Cécile APTEL

transtlated version

Thank you. Very briefly. I did not want to say something about the Kambanda case because I believe that is a difficulty we face in this symposium we don’t know what will happen to Kambanda. At some point he can start cooperating again with the OTP or with the Defence. So this is a bit special. But I just want to set the record straight. In 1998 I was there when he pleaded guilty, so I was a legal officer in Trial Chamber I with Judge Kama. So I monitored the case and I assisted the judges in drafting the judgements on that Kambanda case.

Now, to restitute the facts, it was the Prosecutor who asked for a life sentence. And that was the major problem which took everybody off guard, including the Judges. Why did the Prosecutor ask for a life sentence. That is interesting because we discussed this yesterday on the sidelines. No at the time it was Madam Arbour who was madam Prosecutor.

Madam Del Ponte wants the record to state that it was the tenure of Madam Arbour, but back then it took everybody by surprise, and I believe that is what Mr. Muna was saying that, maybe they had discussions within the OTP, but the Prosecutor officially asked for life sentences and the Judges were then bound by what the Prosecutor then asked.

Because the Prosecutor was saying that they had discussed with Kambanda and there was cooperation. So they had factored in that cooperation but still asked for a life sentence. So what happened on 1 May 1998 in the Trial Chamber, at the end of the discussions, the closing arguments, the judge asked Kambanda do you have anything else to tell us, Mr. Kambanda. He stood up and stood silent for about 20 seconds, which seemed to us like forever, and then he said, "No."

He did not say, "No, Mr. President, I have anything to add." He did not express the least remorse or regret.
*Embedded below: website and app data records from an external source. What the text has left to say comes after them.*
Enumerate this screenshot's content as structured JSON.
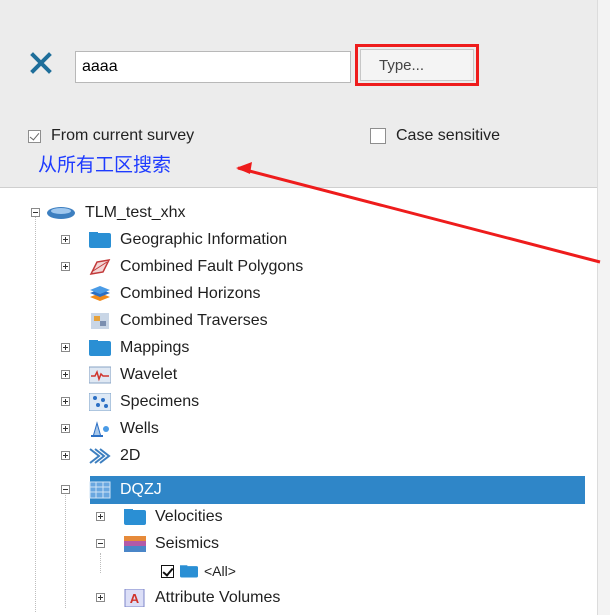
{
  "search": {
    "value": "aaaa",
    "type_button": "Type..."
  },
  "options": {
    "from_current_survey": "From current survey",
    "case_sensitive": "Case sensitive",
    "from_current_checked": true,
    "case_checked": false
  },
  "annotation": {
    "text": "从所有工区搜索",
    "color": "#1e3bff"
  },
  "colors": {
    "highlight": "#ee1c1c",
    "selection": "#2f86c8",
    "folder": "#2a8fd4"
  },
  "tree": {
    "root": "TLM_test_xhx",
    "items": [
      {
        "label": "Geographic Information",
        "icon": "folder-icon"
      },
      {
        "label": "Combined Fault Polygons",
        "icon": "fault-polygon-icon"
      },
      {
        "label": "Combined Horizons",
        "icon": "horizons-icon"
      },
      {
        "label": "Combined Traverses",
        "icon": "traverses-icon"
      },
      {
        "label": "Mappings",
        "icon": "folder-icon"
      },
      {
        "label": "Wavelet",
        "icon": "wavelet-icon"
      },
      {
        "label": "Specimens",
        "icon": "specimens-icon"
      },
      {
        "label": "Wells",
        "icon": "wells-icon"
      },
      {
        "label": "2D",
        "icon": "2d-icon"
      },
      {
        "label": "DQZJ",
        "icon": "survey-3d-icon"
      },
      {
        "label": "Velocities",
        "icon": "folder-icon"
      },
      {
        "label": "Seismics",
        "icon": "seismics-icon"
      },
      {
        "label": "<All>",
        "icon": "folder-icon"
      },
      {
        "label": "Attribute Volumes",
        "icon": "attribute-icon"
      }
    ]
  }
}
Admittedly, his counsel had explained the reasons for his cooperation, but he remained silent and said, "No," and ended there at "no". It was very heavy in the Trial Chamber. And that may explain the decision of the Judges.